“Based on that performance, you know that it’s cheatgrass, as opposed to something that doesn’t green up and green down as quickly,” Homer said. “This adds a temporal dimension to the data.”
With a loss of MODIS data on the horizon, Homer is pleased to see new approaches emerge.
“MODIS is 250 meters, and it’s kind of on the way out, so it’s pretty cool that we’ll have new tools to distill the data,” he said.
The next steps for Pastick and Wylie are to expand the time series into other years, incorporate more bands of data, and add data from earlier Landsat satellites.
“We did it for NDVI from two spectral bands, but the potential is there for doing it with all the bands,” Wylie said.
Land managers see value in finer resolution
A more immediate goal is to test the near-real time model across more of the American West. That’s something land managers have wanted for years, and badly enough to pay for it.
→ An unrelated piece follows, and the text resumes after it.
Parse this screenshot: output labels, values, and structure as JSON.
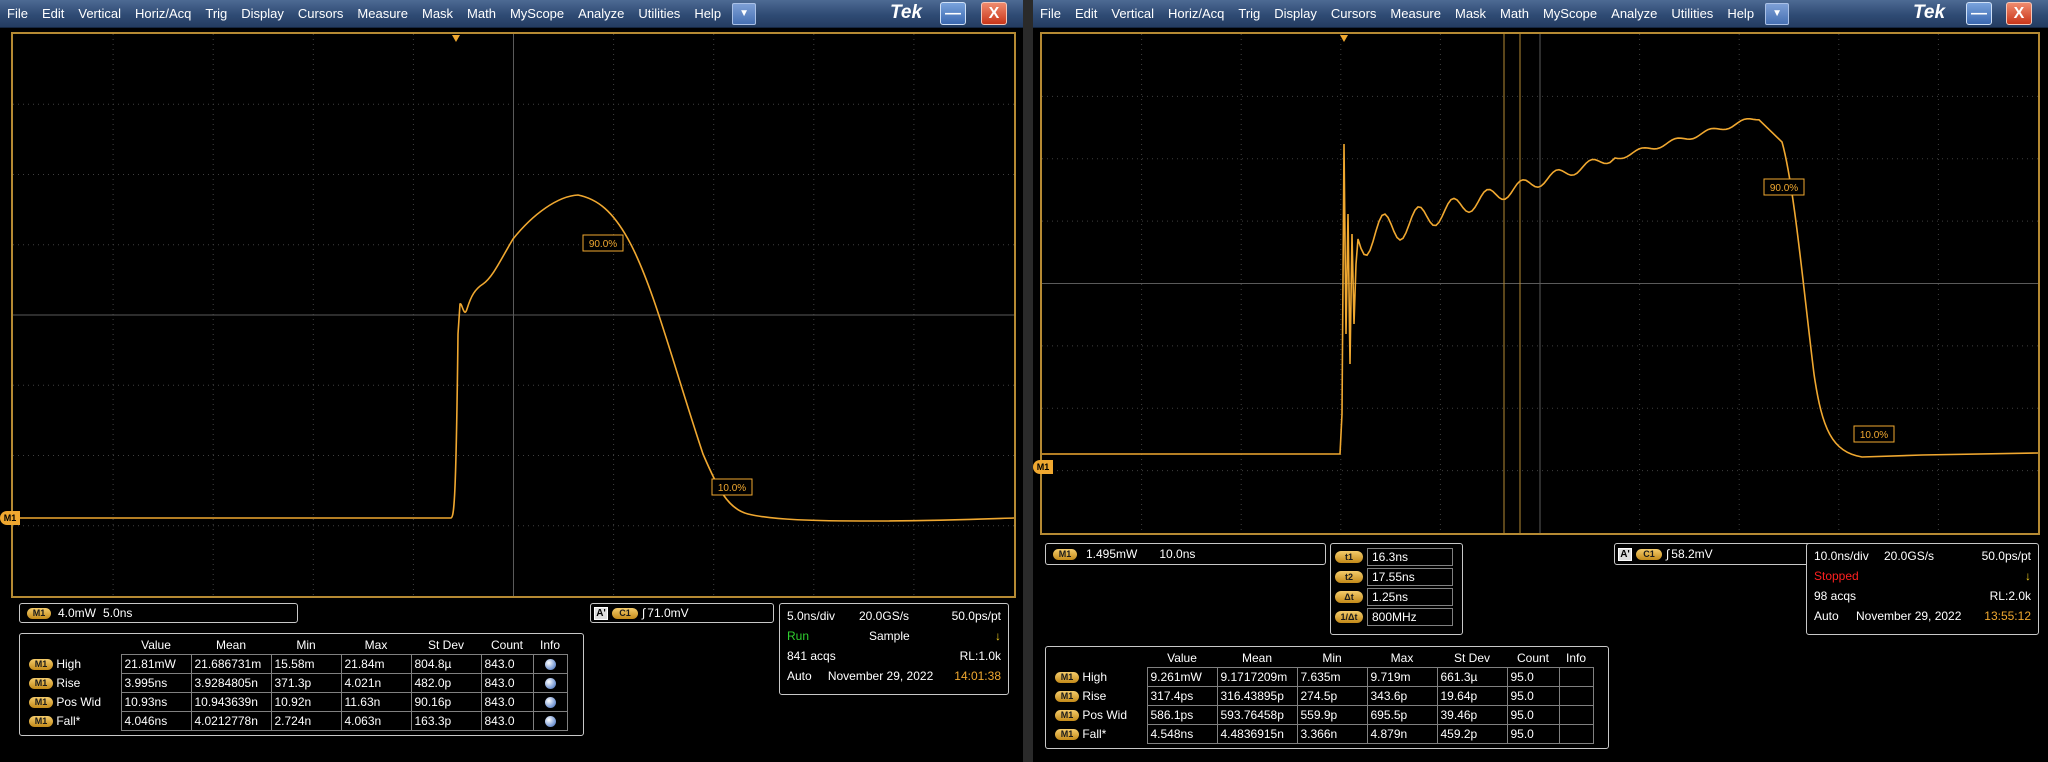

Lindy Garner of the U.S. Fish and Wildlife Service (FWS) signed a Statement of Work last year with EROS to downscale its current 250-meter maps to 30 meters for the Eastern portion of the sagebrush ecosystem, where cheatgrass has yet to gain a permanent foothold.
“There’s a lot of effort being put at a 250-meter scale, which is useful when you’re looking at the big picture,” Garner said. “But from the land management side, we need it at a finer resolution to make those decisions.”
It might not make sense to pour resources into eradication if an invasion is widespread, Garner said.
But if remotely-sensed vegetation maps have enough regional detail to highlight invasion-free areas for prevention and low invasion areas for early detection and rapid response, they can help guide allocation of resources and seasonal management efforts.
Land managers look at resilience and resistance to determine the response to invasive grasses, Garner said, with 2016’s Integrated Rangeland Fire Management Strategy and DOI Science Framework for Conservation and Restoration of the Sagebrush Biome as guides.
Accurate data is critical to making cost-effective choices to protect communities, wildlife habitat and hunting opportunities.
If an area has low resistance to invasion and high levels of cheatgrass, the fire risk jumps significantly, and land managers must act accordingly.
“If we could deal and treat these invasive grasses and get in front of the game, we could possibly reduce fires in local areas,” Garner said.
The initial plan was to downscale EROS’ existing cheatgrass maps to 30 meters using multi-year NDVIs, with a focus on the Betty Buttes area in Oregon and blocks of public land in Colorado and Wyoming.
Pastick and Wylie intend to hone the harmonization technique for dryland mapping and use it to produce near-real time maps for Garner and other land managers by 2020.